Just keeping this debate about coal on the radar is an accomplishment, so this article pointing a sooty finger at Europe can be commended in that respect. As it states, without carbon capture and sequestration, or storage, coal simply cannot be green. Capturing carbon invokes the specter of attaching costs in the form of penalties to carbon emissions, which presumes there’s not already a cost. We’re in the process of admitting to ourselves that there is, and that we’re running out of time to remedy the situation. Can penalties be turned into value? There’s where the carbon credits switcheroo comes into play, but convincing ourselves of this sort of inevitability seems to be predicated on the assumption of an everybody’s-all-in-or-it’s-not-going-to-work state of affairs.
So, as the above graph illustrates, there are only limited amounts of gas and oil remaining, though there are substantial coal reserves. Mostly, we fall into three categories:
1)Global climate change is a hoax and there’s no need to do anything.
2) Technology will catch up and save us from the worst.
3) It’s too late and nothing can turn the tide of the planetary destruction our civilization has wrought.
1) is interesting with respect to its shrinking constituency, bearing a striking resemblance to the polar bear clinging to an small ice float. The pervading acknowledgement that there is a need to do something is one benefit of the oversaturation with ‘Green’ everything. However 2) immediately puts a strict limit on what we might do in favor of the hope of a magic bullet. I can say with certainty that scientists and engineers are, as I write this, toiling away on everything from hydrogen fuel cells to enzymes that will break down cellulose more quickly… but – these labors by themselves will not be enough. There must be an element of 3) mixed in with 2) to persuade and engender a mass effort – people, governments, industries – to change the way we light, heat and travel the world. Sure, I can tell you that we can make money while we save the environment, but continued growth? And what’s a world without continued growth?

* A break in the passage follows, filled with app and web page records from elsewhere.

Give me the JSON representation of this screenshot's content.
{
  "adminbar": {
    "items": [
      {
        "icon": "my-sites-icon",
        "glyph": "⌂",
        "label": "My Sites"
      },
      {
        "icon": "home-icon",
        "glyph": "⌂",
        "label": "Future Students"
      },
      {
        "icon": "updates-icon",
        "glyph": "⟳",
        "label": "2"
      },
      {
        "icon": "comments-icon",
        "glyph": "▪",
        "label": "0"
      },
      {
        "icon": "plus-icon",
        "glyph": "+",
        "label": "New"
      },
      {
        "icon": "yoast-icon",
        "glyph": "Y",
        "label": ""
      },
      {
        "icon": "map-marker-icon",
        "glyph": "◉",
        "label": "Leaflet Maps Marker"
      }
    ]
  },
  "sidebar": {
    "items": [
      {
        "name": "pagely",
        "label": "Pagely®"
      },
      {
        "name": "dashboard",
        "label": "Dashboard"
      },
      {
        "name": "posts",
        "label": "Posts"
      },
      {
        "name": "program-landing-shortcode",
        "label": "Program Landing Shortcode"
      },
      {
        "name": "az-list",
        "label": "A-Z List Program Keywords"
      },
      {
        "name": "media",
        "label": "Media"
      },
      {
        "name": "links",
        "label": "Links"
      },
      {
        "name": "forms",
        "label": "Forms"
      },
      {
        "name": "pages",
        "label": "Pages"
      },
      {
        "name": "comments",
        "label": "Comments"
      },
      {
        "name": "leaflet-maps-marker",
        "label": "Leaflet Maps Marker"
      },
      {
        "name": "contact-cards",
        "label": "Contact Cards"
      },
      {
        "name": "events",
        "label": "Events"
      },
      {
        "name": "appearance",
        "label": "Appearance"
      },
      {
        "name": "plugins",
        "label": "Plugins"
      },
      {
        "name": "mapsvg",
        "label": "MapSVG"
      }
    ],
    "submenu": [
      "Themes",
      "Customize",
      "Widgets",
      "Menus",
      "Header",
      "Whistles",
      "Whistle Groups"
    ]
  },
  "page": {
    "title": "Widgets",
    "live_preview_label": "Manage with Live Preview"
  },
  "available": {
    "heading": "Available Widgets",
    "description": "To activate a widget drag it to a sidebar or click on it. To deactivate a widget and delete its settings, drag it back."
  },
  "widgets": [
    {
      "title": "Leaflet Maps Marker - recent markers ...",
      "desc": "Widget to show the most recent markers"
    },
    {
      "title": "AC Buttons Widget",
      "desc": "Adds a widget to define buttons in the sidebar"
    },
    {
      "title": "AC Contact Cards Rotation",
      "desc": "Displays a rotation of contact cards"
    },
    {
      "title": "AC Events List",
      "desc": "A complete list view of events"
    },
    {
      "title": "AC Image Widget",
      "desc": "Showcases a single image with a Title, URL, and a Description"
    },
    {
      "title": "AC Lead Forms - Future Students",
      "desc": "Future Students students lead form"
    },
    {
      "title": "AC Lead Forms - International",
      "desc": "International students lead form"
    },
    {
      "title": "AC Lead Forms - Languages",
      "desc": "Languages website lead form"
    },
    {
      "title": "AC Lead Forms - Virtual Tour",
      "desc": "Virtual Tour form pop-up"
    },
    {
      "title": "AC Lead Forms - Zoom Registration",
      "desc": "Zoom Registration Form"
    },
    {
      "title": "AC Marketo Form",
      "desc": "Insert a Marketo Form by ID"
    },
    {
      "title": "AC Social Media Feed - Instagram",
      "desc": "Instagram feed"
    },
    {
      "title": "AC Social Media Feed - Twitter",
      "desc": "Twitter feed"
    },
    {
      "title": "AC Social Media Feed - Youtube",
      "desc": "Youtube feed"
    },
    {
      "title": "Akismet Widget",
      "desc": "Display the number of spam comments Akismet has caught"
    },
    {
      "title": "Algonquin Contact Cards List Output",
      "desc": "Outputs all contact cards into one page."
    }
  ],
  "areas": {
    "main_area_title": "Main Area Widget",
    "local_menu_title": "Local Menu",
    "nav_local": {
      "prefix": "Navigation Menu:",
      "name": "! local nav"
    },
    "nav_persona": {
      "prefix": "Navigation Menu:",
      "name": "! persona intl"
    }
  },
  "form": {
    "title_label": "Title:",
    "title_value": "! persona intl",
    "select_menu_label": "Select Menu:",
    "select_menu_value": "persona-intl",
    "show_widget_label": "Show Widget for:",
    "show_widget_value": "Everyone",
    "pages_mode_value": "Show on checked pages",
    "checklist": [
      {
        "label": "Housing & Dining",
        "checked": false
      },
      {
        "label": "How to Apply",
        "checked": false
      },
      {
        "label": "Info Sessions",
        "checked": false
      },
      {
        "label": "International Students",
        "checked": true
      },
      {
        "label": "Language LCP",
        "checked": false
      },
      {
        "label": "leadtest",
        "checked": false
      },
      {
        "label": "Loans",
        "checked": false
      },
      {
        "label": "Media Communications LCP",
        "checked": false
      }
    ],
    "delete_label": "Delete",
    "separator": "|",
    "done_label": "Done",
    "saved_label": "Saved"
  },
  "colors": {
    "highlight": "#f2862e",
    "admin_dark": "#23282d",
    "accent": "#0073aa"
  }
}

Just a world, I’d say.
Image courtesy of James Hansen, NASA GISS